# Task directions:
Using the listing below, extract each line that has the word "this" in it.

***

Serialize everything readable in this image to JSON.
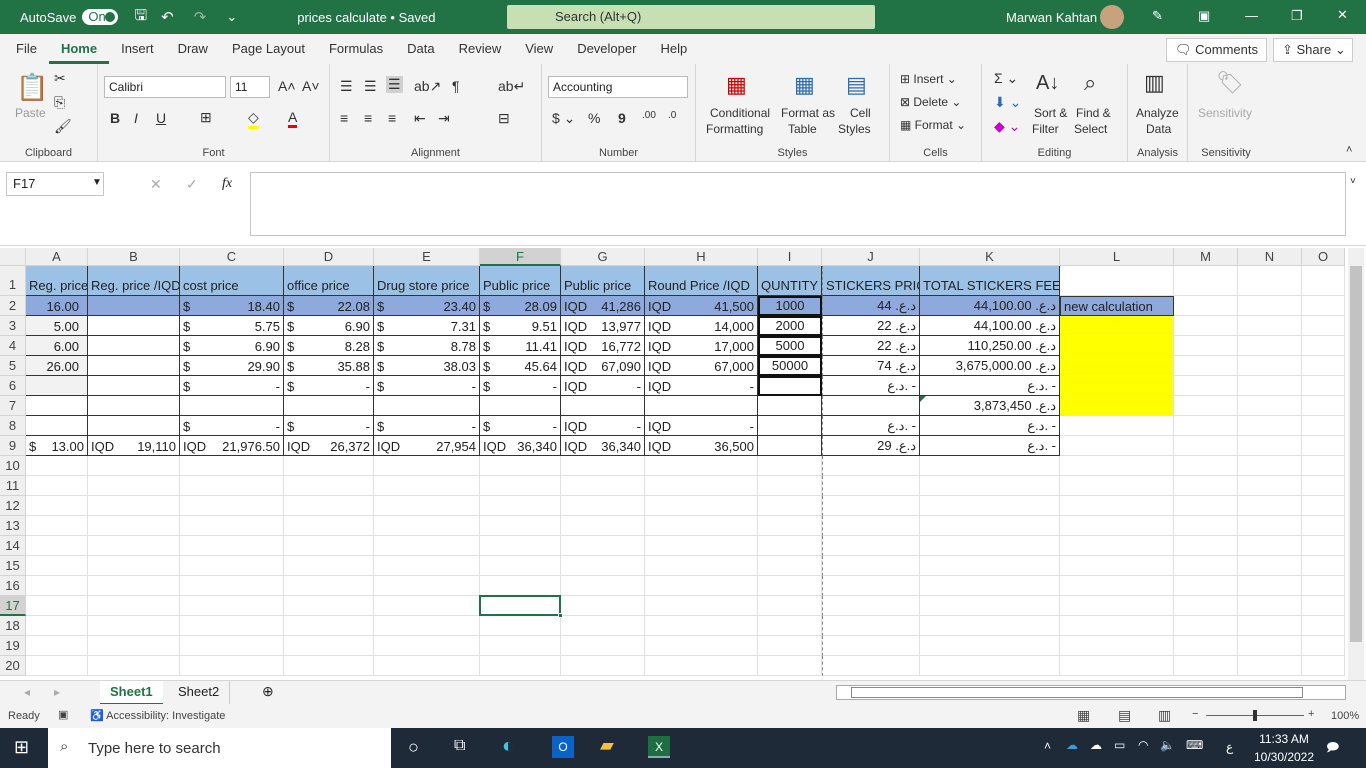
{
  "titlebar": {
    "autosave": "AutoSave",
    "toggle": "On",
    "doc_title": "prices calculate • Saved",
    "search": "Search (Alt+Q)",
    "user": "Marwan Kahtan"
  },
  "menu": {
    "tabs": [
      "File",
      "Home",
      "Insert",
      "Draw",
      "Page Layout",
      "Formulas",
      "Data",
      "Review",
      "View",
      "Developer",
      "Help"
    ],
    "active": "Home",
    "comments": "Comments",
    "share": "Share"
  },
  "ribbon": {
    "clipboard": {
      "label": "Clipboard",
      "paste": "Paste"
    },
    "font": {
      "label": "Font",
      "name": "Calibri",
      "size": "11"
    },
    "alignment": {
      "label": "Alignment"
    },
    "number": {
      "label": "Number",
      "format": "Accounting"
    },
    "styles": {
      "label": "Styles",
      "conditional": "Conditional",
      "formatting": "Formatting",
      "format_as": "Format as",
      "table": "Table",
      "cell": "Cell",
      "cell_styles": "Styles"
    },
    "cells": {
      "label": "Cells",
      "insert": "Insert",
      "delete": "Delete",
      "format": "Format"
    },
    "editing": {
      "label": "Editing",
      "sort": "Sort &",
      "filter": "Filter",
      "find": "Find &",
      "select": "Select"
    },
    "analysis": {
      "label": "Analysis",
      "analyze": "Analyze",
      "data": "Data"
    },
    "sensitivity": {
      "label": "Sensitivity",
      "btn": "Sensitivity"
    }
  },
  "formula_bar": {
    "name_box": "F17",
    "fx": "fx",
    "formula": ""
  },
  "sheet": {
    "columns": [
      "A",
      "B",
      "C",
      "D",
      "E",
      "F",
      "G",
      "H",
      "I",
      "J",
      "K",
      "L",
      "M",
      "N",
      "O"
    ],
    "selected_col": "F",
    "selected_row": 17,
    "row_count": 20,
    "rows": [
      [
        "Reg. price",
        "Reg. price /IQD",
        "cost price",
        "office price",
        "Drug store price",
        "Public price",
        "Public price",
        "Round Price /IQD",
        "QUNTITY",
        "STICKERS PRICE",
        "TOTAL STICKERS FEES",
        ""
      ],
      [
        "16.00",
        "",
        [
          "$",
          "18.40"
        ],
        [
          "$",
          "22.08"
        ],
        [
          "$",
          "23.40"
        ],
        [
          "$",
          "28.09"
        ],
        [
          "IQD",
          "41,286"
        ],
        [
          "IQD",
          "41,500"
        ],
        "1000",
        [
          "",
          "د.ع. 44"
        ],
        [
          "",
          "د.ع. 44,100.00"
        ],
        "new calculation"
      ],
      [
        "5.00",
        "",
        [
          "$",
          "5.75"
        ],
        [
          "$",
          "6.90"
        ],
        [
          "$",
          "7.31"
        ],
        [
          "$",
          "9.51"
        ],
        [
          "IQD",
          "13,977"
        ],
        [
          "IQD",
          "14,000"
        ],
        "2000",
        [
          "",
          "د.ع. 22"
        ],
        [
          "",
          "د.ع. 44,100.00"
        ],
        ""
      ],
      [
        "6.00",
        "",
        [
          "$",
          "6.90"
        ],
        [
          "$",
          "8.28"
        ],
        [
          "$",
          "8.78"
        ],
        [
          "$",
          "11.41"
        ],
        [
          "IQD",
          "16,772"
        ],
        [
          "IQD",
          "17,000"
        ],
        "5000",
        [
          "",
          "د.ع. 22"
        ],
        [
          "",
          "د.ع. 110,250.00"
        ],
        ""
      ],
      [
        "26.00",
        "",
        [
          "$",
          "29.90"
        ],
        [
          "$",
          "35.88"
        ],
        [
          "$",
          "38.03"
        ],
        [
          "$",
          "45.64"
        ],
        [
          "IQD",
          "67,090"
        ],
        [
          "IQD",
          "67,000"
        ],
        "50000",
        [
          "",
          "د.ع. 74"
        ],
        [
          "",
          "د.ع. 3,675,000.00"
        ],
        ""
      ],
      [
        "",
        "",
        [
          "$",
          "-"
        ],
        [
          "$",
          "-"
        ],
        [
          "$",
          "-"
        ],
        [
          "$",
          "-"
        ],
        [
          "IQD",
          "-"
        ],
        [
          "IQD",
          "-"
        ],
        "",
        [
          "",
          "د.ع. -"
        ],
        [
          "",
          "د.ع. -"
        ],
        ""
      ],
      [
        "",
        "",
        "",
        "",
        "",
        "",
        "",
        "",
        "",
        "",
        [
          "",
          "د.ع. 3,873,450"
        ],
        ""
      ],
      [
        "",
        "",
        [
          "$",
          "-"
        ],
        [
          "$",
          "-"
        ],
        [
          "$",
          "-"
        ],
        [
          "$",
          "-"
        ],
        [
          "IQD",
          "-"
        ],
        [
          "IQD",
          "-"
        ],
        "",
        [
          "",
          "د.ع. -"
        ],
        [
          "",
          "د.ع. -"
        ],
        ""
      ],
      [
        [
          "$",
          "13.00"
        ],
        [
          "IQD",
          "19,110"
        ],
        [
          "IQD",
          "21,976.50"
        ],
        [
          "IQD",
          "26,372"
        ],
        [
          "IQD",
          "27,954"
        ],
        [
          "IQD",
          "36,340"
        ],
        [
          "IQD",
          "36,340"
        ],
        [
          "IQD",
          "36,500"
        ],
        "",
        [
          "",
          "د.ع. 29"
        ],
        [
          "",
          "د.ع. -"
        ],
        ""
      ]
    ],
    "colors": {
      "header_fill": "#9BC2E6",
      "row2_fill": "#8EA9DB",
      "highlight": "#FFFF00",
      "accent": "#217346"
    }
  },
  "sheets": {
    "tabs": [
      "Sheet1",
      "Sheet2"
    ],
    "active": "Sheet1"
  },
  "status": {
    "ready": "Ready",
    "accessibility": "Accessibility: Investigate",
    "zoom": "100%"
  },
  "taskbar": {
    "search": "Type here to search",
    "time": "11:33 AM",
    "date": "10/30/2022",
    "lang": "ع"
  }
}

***

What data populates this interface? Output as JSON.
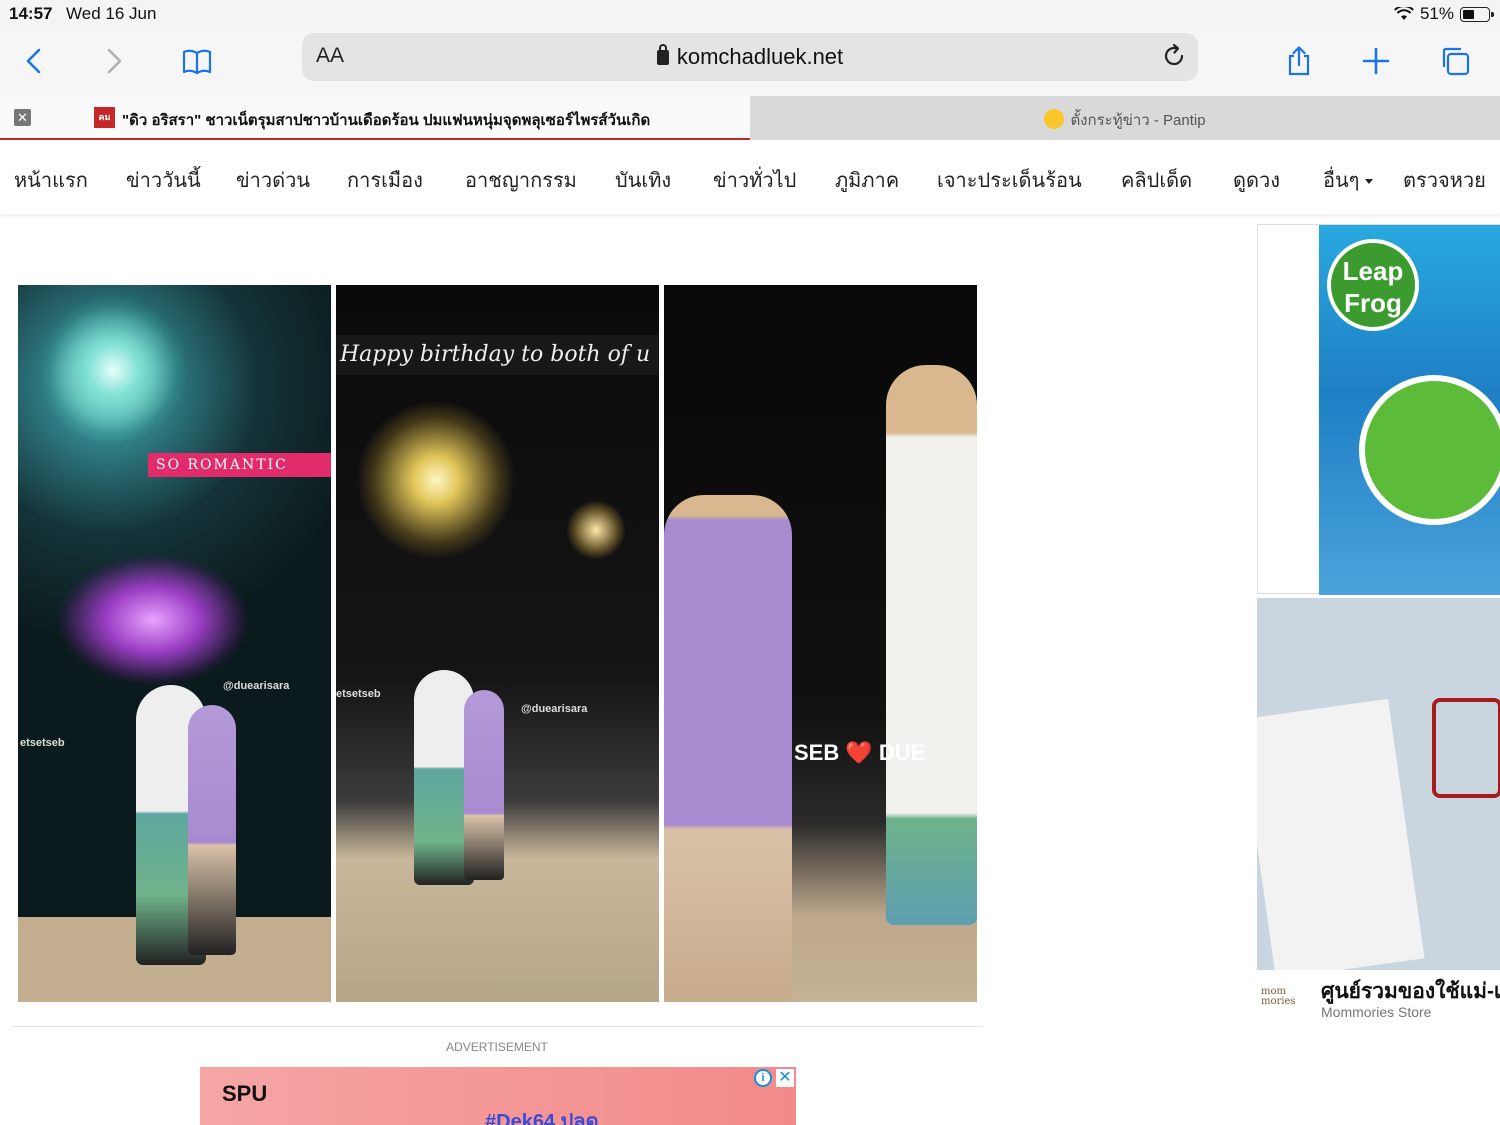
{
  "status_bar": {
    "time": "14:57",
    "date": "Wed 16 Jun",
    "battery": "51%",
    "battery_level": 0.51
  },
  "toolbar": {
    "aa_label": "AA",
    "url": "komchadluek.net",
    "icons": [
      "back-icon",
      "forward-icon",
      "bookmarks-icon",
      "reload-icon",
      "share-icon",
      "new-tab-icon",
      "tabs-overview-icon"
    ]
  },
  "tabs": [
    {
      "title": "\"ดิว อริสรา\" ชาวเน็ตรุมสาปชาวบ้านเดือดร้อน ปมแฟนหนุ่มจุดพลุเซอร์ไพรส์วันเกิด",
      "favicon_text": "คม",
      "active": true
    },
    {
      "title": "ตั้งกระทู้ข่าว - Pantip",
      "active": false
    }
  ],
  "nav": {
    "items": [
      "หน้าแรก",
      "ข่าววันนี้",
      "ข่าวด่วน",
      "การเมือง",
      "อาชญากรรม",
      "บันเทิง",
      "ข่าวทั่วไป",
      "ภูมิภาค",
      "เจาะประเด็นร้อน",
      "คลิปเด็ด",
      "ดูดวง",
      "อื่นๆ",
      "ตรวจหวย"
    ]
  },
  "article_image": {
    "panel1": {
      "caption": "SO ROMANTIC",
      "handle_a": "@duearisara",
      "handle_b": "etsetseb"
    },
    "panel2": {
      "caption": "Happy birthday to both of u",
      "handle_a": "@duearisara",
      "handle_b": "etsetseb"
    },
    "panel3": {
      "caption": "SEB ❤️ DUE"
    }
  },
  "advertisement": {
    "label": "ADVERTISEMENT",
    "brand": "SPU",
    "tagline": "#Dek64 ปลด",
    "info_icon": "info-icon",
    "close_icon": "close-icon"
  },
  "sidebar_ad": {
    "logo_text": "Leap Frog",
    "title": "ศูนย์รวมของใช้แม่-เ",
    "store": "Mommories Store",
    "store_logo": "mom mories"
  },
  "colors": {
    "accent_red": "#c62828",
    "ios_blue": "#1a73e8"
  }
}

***

# Output of the exercise:
Serialize everything readable in this image to JSON.
What data populates this interface? Output as JSON.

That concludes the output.